### [What you have to do]
From the first line to the last, please write out the data exactly.

Entries taken from a collection:

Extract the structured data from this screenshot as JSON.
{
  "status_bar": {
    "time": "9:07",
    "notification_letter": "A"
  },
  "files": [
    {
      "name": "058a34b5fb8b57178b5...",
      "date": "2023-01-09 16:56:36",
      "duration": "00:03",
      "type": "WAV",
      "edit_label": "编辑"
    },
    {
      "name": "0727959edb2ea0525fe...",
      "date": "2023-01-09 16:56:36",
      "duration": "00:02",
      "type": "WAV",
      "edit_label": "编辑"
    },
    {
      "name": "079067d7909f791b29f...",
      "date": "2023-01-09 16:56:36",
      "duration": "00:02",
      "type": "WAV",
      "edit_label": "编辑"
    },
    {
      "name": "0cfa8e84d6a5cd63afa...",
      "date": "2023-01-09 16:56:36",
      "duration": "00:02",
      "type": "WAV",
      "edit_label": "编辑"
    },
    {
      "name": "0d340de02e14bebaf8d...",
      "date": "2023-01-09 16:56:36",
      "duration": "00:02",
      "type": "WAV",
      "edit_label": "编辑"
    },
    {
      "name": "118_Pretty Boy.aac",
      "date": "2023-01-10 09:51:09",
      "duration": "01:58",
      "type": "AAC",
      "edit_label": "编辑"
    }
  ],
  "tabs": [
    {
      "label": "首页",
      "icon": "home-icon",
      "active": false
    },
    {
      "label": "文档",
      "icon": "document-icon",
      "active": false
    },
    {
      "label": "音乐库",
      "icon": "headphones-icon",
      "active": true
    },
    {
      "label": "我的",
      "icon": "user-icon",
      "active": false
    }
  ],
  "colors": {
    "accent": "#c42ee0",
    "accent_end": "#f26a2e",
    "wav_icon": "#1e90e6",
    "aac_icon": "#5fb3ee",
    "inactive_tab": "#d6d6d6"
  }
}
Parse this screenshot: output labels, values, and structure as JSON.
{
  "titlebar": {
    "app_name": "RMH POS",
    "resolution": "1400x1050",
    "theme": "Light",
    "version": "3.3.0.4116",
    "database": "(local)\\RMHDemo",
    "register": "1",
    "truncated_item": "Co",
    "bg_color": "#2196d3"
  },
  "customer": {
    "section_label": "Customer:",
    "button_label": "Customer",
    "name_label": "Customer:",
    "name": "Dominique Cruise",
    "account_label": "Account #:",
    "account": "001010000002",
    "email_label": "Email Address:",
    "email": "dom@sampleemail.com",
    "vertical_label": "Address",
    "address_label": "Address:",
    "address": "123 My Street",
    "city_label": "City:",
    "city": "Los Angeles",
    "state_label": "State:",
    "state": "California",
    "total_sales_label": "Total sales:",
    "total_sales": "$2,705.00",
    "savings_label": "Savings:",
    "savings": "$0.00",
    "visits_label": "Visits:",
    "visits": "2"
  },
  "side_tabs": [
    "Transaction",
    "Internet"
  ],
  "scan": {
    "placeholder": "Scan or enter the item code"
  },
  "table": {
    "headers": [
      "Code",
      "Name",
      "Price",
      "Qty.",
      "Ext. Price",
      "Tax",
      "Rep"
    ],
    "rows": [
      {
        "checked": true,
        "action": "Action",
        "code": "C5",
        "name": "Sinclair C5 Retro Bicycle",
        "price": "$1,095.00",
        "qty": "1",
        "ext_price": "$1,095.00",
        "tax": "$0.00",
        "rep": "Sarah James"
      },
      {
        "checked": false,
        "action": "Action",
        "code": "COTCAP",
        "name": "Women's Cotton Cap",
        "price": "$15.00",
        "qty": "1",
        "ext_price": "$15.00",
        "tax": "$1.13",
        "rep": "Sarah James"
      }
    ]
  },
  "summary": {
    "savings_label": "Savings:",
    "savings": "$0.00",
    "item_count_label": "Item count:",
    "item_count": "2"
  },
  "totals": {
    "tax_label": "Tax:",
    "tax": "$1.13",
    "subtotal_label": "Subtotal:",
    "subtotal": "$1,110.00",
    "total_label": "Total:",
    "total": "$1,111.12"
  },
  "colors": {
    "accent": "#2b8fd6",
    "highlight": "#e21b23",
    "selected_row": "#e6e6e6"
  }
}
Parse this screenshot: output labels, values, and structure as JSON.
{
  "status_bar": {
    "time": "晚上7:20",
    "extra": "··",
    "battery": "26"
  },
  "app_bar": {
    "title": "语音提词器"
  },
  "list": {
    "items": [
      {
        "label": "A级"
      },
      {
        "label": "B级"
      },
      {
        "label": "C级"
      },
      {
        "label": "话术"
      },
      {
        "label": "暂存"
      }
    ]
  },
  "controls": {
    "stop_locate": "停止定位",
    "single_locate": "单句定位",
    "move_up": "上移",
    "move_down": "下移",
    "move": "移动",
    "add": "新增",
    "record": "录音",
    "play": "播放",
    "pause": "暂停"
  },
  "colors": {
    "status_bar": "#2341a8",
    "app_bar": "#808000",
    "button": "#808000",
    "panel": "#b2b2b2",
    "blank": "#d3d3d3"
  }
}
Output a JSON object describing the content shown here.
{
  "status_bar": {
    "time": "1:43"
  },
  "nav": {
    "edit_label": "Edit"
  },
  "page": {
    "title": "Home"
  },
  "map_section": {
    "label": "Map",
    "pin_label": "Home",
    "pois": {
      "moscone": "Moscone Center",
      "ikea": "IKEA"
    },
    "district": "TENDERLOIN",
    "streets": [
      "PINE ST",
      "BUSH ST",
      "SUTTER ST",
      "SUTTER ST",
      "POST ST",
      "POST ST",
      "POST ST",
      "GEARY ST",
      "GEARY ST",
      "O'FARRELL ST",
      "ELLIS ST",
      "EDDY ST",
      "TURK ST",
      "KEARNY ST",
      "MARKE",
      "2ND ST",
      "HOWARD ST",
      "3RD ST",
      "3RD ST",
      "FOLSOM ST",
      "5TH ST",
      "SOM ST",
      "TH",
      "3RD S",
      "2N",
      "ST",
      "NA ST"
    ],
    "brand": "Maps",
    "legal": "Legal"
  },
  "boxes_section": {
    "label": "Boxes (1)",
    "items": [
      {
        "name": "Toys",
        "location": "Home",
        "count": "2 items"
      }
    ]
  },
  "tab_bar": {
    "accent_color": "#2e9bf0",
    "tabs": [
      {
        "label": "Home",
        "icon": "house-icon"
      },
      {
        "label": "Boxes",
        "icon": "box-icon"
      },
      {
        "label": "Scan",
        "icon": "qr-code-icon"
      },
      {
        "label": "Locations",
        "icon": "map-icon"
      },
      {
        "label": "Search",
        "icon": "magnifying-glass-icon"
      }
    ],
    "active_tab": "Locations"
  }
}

### [Solution to this task]
Extract the structured data from this screenshot as JSON.
{
  "status_bar": {
    "time": "9:07",
    "notification_letter": "A"
  },
  "files": [
    {
      "name": "058a34b5fb8b57178b5...",
      "date": "2023-01-09 16:56:36",
      "duration": "00:03",
      "type": "WAV",
      "edit_label": "编辑"
    },
    {
      "name": "0727959edb2ea0525fe...",
      "date": "2023-01-09 16:56:36",
      "duration": "00:02",
      "type": "WAV",
      "edit_label": "编辑"
    },
    {
      "name": "079067d7909f791b29f...",
      "date": "2023-01-09 16:56:36",
      "duration": "00:02",
      "type": "WAV",
      "edit_label": "编辑"
    },
    {
      "name": "0cfa8e84d6a5cd63afa...",
      "date": "2023-01-09 16:56:36",
      "duration": "00:02",
      "type": "WAV",
      "edit_label": "编辑"
    },
    {
      "name": "0d340de02e14bebaf8d...",
      "date": "2023-01-09 16:56:36",
      "duration": "00:02",
      "type": "WAV",
      "edit_label": "编辑"
    },
    {
      "name": "118_Pretty Boy.aac",
      "date": "2023-01-10 09:51:09",
      "duration": "01:58",
      "type": "AAC",
      "edit_label": "编辑"
    }
  ],
  "tabs": [
    {
      "label": "首页",
      "icon": "home-icon",
      "active": false
    },
    {
      "label": "文档",
      "icon": "document-icon",
      "active": false
    },
    {
      "label": "音乐库",
      "icon": "headphones-icon",
      "active": true
    },
    {
      "label": "我的",
      "icon": "user-icon",
      "active": false
    }
  ],
  "colors": {
    "accent": "#c42ee0",
    "accent_end": "#f26a2e",
    "wav_icon": "#1e90e6",
    "aac_icon": "#5fb3ee",
    "inactive_tab": "#d6d6d6"
  }
}
Parse this screenshot: output labels, values, and structure as JSON.
{
  "titlebar": {
    "app_name": "RMH POS",
    "resolution": "1400x1050",
    "theme": "Light",
    "version": "3.3.0.4116",
    "database": "(local)\\RMHDemo",
    "register": "1",
    "truncated_item": "Co",
    "bg_color": "#2196d3"
  },
  "customer": {
    "section_label": "Customer:",
    "button_label": "Customer",
    "name_label": "Customer:",
    "name": "Dominique Cruise",
    "account_label": "Account #:",
    "account": "001010000002",
    "email_label": "Email Address:",
    "email": "dom@sampleemail.com",
    "vertical_label": "Address",
    "address_label": "Address:",
    "address": "123 My Street",
    "city_label": "City:",
    "city": "Los Angeles",
    "state_label": "State:",
    "state": "California",
    "total_sales_label": "Total sales:",
    "total_sales": "$2,705.00",
    "savings_label": "Savings:",
    "savings": "$0.00",
    "visits_label": "Visits:",
    "visits": "2"
  },
  "side_tabs": [
    "Transaction",
    "Internet"
  ],
  "scan": {
    "placeholder": "Scan or enter the item code"
  },
  "table": {
    "headers": [
      "Code",
      "Name",
      "Price",
      "Qty.",
      "Ext. Price",
      "Tax",
      "Rep"
    ],
    "rows": [
      {
        "checked": true,
        "action": "Action",
        "code": "C5",
        "name": "Sinclair C5 Retro Bicycle",
        "price": "$1,095.00",
        "qty": "1",
        "ext_price": "$1,095.00",
        "tax": "$0.00",
        "rep": "Sarah James"
      },
      {
        "checked": false,
        "action": "Action",
        "code": "COTCAP",
        "name": "Women's Cotton Cap",
        "price": "$15.00",
        "qty": "1",
        "ext_price": "$15.00",
        "tax": "$1.13",
        "rep": "Sarah James"
      }
    ]
  },
  "summary": {
    "savings_label": "Savings:",
    "savings": "$0.00",
    "item_count_label": "Item count:",
    "item_count": "2"
  },
  "totals": {
    "tax_label": "Tax:",
    "tax": "$1.13",
    "subtotal_label": "Subtotal:",
    "subtotal": "$1,110.00",
    "total_label": "Total:",
    "total": "$1,111.12"
  },
  "colors": {
    "accent": "#2b8fd6",
    "highlight": "#e21b23",
    "selected_row": "#e6e6e6"
  }
}
Parse this screenshot: output labels, values, and structure as JSON.
{
  "status_bar": {
    "time": "晚上7:20",
    "extra": "··",
    "battery": "26"
  },
  "app_bar": {
    "title": "语音提词器"
  },
  "list": {
    "items": [
      {
        "label": "A级"
      },
      {
        "label": "B级"
      },
      {
        "label": "C级"
      },
      {
        "label": "话术"
      },
      {
        "label": "暂存"
      }
    ]
  },
  "controls": {
    "stop_locate": "停止定位",
    "single_locate": "单句定位",
    "move_up": "上移",
    "move_down": "下移",
    "move": "移动",
    "add": "新增",
    "record": "录音",
    "play": "播放",
    "pause": "暂停"
  },
  "colors": {
    "status_bar": "#2341a8",
    "app_bar": "#808000",
    "button": "#808000",
    "panel": "#b2b2b2",
    "blank": "#d3d3d3"
  }
}
Output a JSON object describing the content shown here.
{
  "status_bar": {
    "time": "1:43"
  },
  "nav": {
    "edit_label": "Edit"
  },
  "page": {
    "title": "Home"
  },
  "map_section": {
    "label": "Map",
    "pin_label": "Home",
    "pois": {
      "moscone": "Moscone Center",
      "ikea": "IKEA"
    },
    "district": "TENDERLOIN",
    "streets": [
      "PINE ST",
      "BUSH ST",
      "SUTTER ST",
      "SUTTER ST",
      "POST ST",
      "POST ST",
      "POST ST",
      "GEARY ST",
      "GEARY ST",
      "O'FARRELL ST",
      "ELLIS ST",
      "EDDY ST",
      "TURK ST",
      "KEARNY ST",
      "MARKE",
      "2ND ST",
      "HOWARD ST",
      "3RD ST",
      "3RD ST",
      "FOLSOM ST",
      "5TH ST",
      "SOM ST",
      "TH",
      "3RD S",
      "2N",
      "ST",
      "NA ST"
    ],
    "brand": "Maps",
    "legal": "Legal"
  },
  "boxes_section": {
    "label": "Boxes (1)",
    "items": [
      {
        "name": "Toys",
        "location": "Home",
        "count": "2 items"
      }
    ]
  },
  "tab_bar": {
    "accent_color": "#2e9bf0",
    "tabs": [
      {
        "label": "Home",
        "icon": "house-icon"
      },
      {
        "label": "Boxes",
        "icon": "box-icon"
      },
      {
        "label": "Scan",
        "icon": "qr-code-icon"
      },
      {
        "label": "Locations",
        "icon": "map-icon"
      },
      {
        "label": "Search",
        "icon": "magnifying-glass-icon"
      }
    ],
    "active_tab": "Locations"
  }
}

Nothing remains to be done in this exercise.